Austroslavism was later transformed into Panslavism -- which in turn was hijacked by Russian nationalism and used as a front for Russian and Soviet imperialism. In Southeast Europe the Illyrian movement, seeking to create a uniform South Slavic language, eventually developed into Yugoslavism, which was chiefly a Croatian project in the decades leading up to World War I (see "RFE/RL Balkan Report," 15 February 2002).
Today, Slovenes sharply contrast proponents of both theories with Preseren's ideals of autonomous cultural revival. The Slovenian linguist and Viennese court librarian Jernej Kopitar (1780-1844), an advocate of Austroslavism, was one of Preseren's greatest critics. The poet took revenge by heaping scorn on the unfortunate scholar in one of his sonnets. Styrian poet Stanko Vraz (1810-1851), Slovenia's strongest advocate of Illyrianism, is generally pointed to as Preseren's antithesis.
It is fitting, then, that the Ministry of Culture chose Preseren's birthday to launch a new approach to this old issue -- not one based on political confederations or linguistic and cultural assimilation, but instead on enrichment through highlighting the variety found in the Slavic world. (Donald F. Reindl, firstname.lastname@example.org)
QUOTATIONS OF THE WEEK: "Maybe I'm not a very good [presidential] candidate, but there isn't a better one in Serbia today." -- Radical Party leader Vojislav Seselj. Quoted by Reuters in Belgrade on 8 December.

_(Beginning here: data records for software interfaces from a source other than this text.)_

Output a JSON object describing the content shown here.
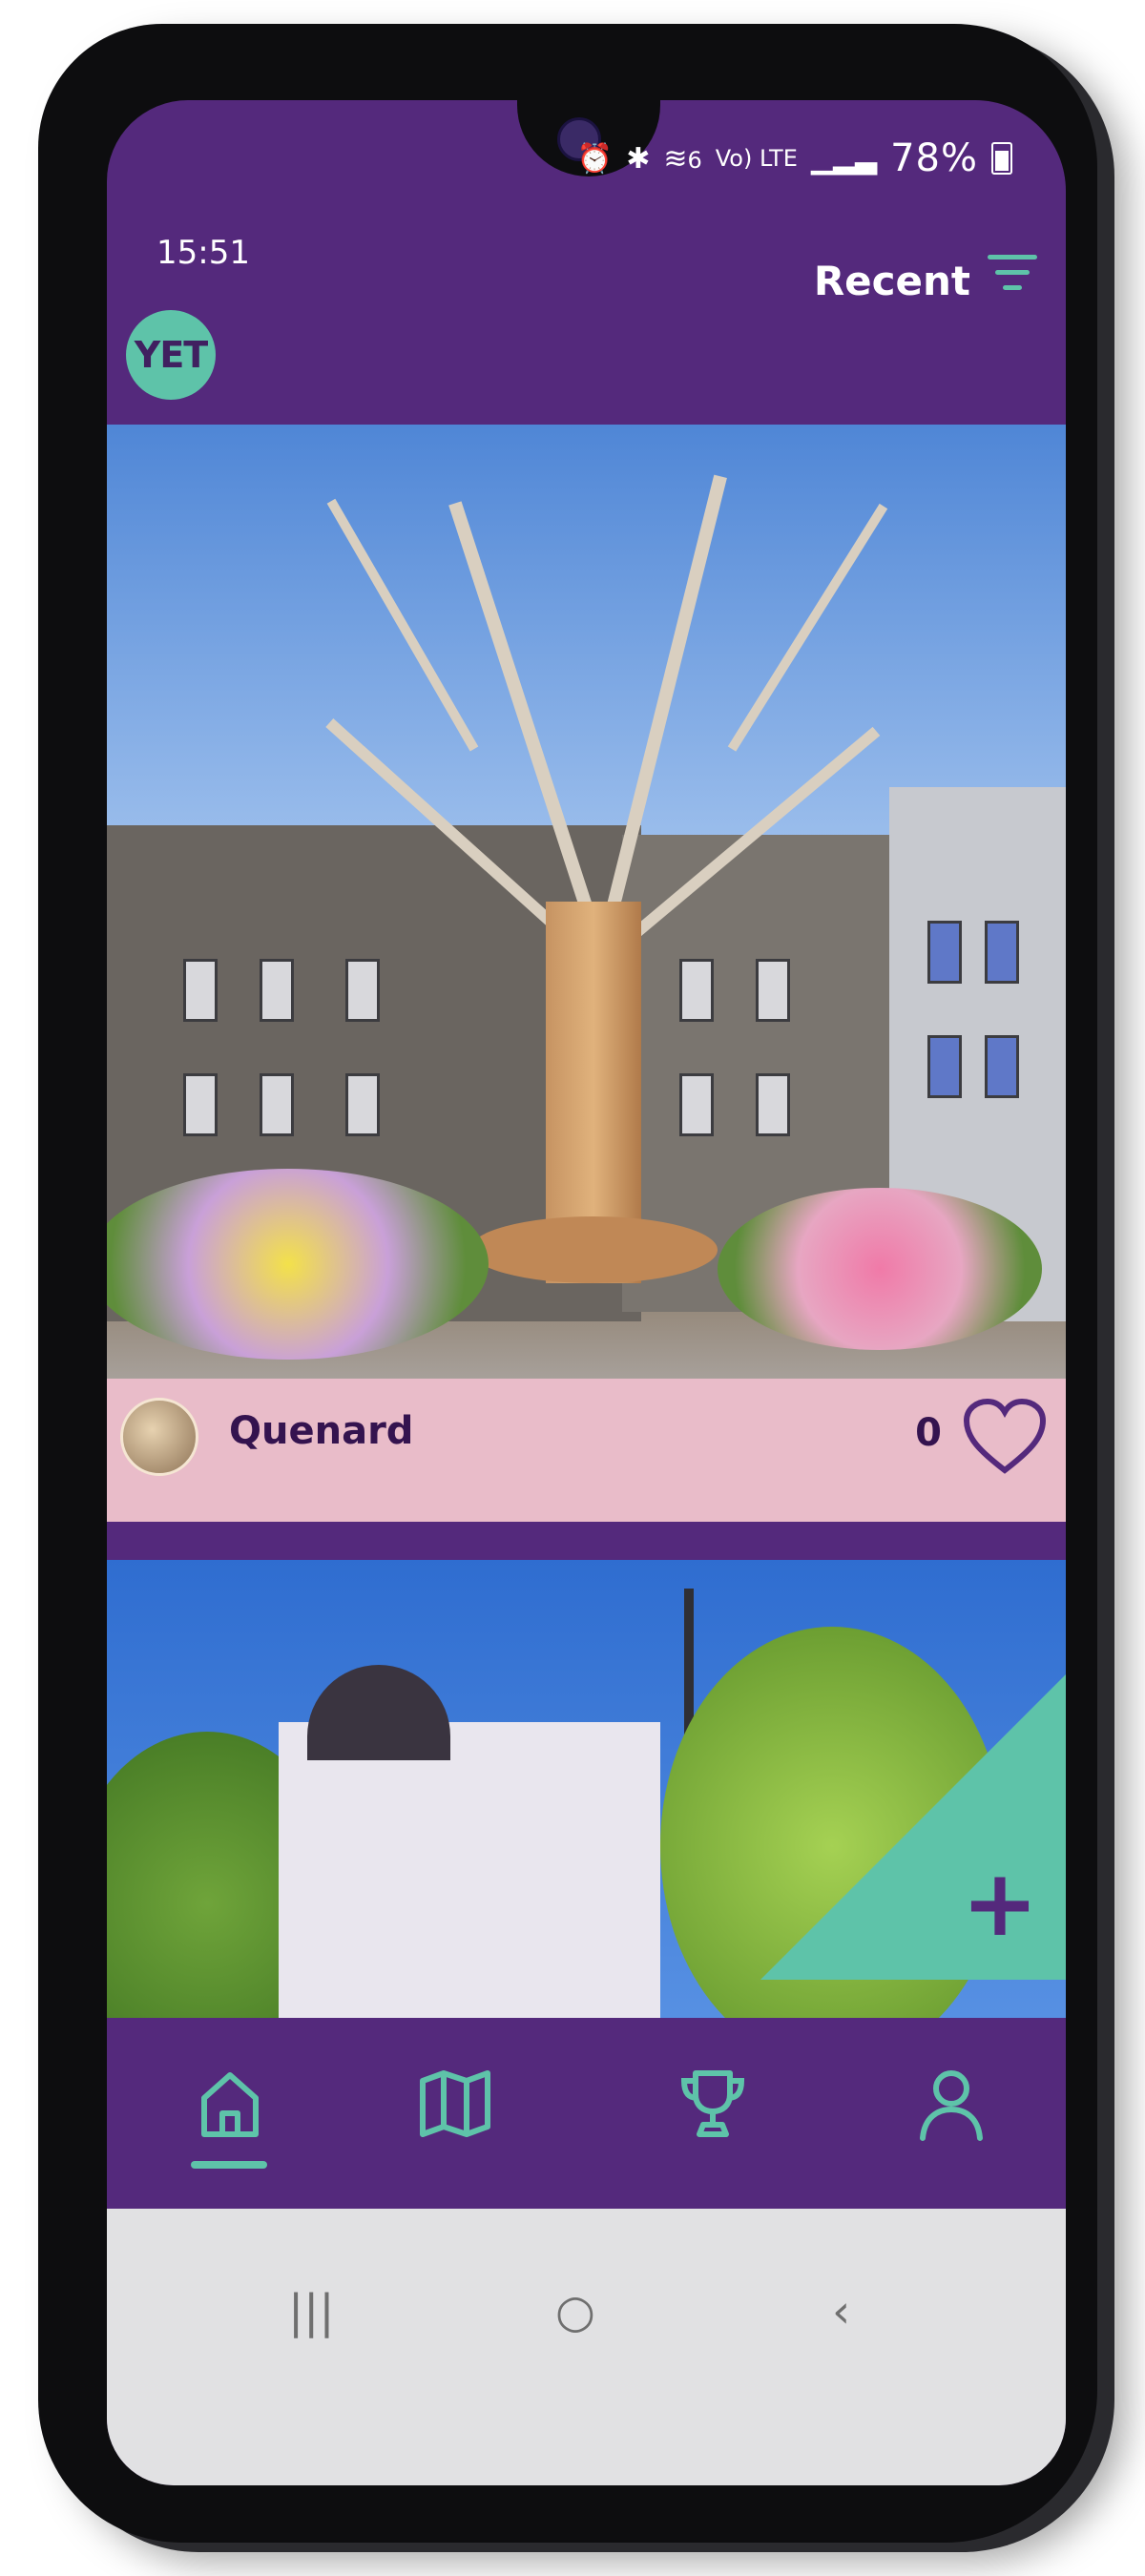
{
  "status_bar": {
    "time": "15:51",
    "battery_percent": "78%",
    "network_label": "Vo) LTE",
    "wifi_label": "6"
  },
  "header": {
    "logo_text": "YET",
    "sort_label": "Recent"
  },
  "feed": {
    "posts": [
      {
        "username": "Quenard",
        "likes": "0"
      }
    ]
  },
  "add_button": {
    "label": "+"
  },
  "bottom_nav": {
    "items": [
      {
        "icon": "home-icon"
      },
      {
        "icon": "map-icon"
      },
      {
        "icon": "trophy-icon"
      },
      {
        "icon": "profile-icon"
      }
    ]
  },
  "system_nav": {
    "recents": "|||",
    "home": "○",
    "back": "‹"
  },
  "colors": {
    "primary": "#54297c",
    "accent": "#5ec3a9",
    "card": "#e9bcc9"
  }
}
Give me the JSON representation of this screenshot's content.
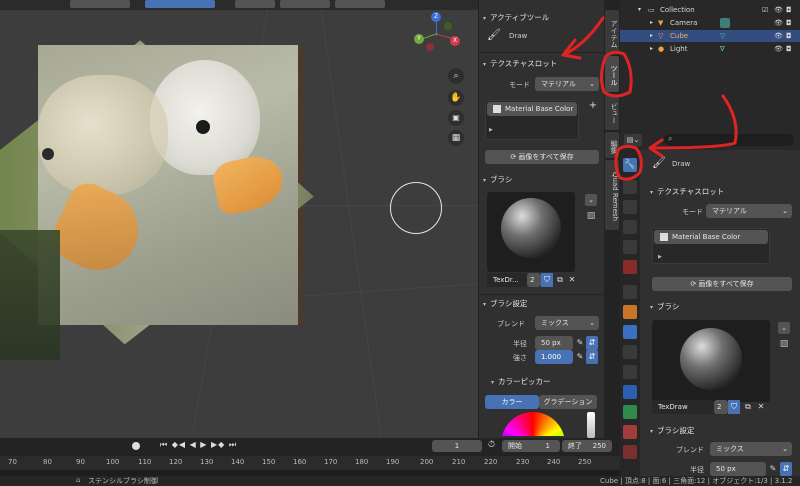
{
  "npanel": {
    "active_tool_header": "アクティブツール",
    "active_tool_name": "Draw",
    "texture_slot_header": "テクスチャスロット",
    "mode_label": "モード",
    "mode_value": "マテリアル",
    "slot_item": "Material Base Color",
    "save_all_button": "画像をすべて保存",
    "brush_header": "ブラシ",
    "brush_name": "TexDr...",
    "brush_users": "2",
    "brush_settings_header": "ブラシ設定",
    "blend_label": "ブレンド",
    "blend_value": "ミックス",
    "radius_label": "半径",
    "radius_value": "50 px",
    "strength_label": "強さ",
    "strength_value": "1.000",
    "color_picker_header": "カラーピッカー",
    "tab_color": "カラー",
    "tab_gradient": "グラデーション"
  },
  "vtabs": {
    "item": "アイテム",
    "tool": "ツール",
    "view": "ビュー",
    "edit": "編集",
    "quad": "Quad Remesh"
  },
  "outliner": {
    "collection": "Collection",
    "rows": [
      "Camera",
      "Cube",
      "Light"
    ]
  },
  "props": {
    "tool_name": "Draw",
    "texture_slot_header": "テクスチャスロット",
    "mode_label": "モード",
    "mode_value": "マテリアル",
    "slot_item": "Material Base Color",
    "save_all_button": "画像をすべて保存",
    "brush_header": "ブラシ",
    "brush_name": "TexDraw",
    "brush_users": "2",
    "brush_settings_header": "ブラシ設定",
    "blend_label": "ブレンド",
    "blend_value": "ミックス",
    "radius_label": "半径",
    "radius_value": "50 px"
  },
  "timeline": {
    "current_frame": "1",
    "start_label": "開始",
    "start_value": "1",
    "end_label": "終了",
    "end_value": "250",
    "ruler": [
      "70",
      "80",
      "90",
      "100",
      "110",
      "120",
      "130",
      "140",
      "150",
      "160",
      "170",
      "180",
      "190",
      "200",
      "210",
      "220",
      "230",
      "240",
      "250"
    ]
  },
  "status": {
    "left": "ステンシルブラシ制御",
    "right": "Cube | 頂点:8 | 面:6 | 三角面:12 | オブジェクト:1/3 | 3.1.2"
  },
  "gizmo_labels": {
    "z": "Z",
    "y": "Y",
    "x": "X"
  }
}
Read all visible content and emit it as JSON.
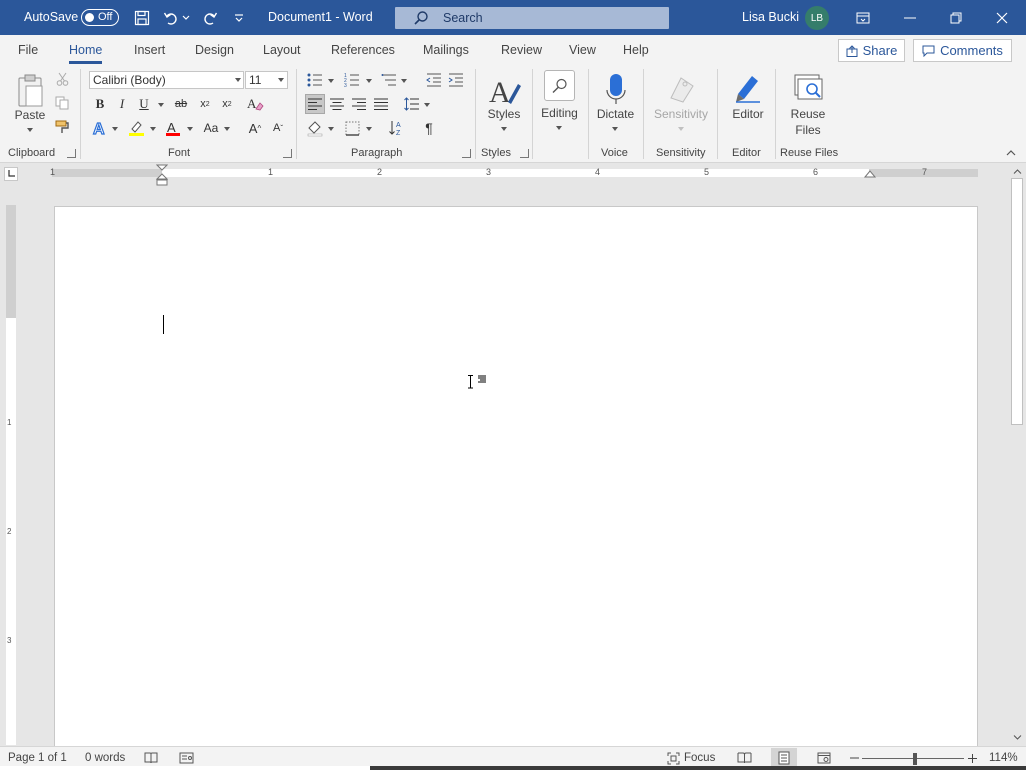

"Just when you think you've reached the Mount Everest of Balkan deviousness, you realize you're standing on a molehill." -- Unnamed Western diplomat, commenting on the Serbian elections. Quoted by Reuters in Belgrade on 10 December.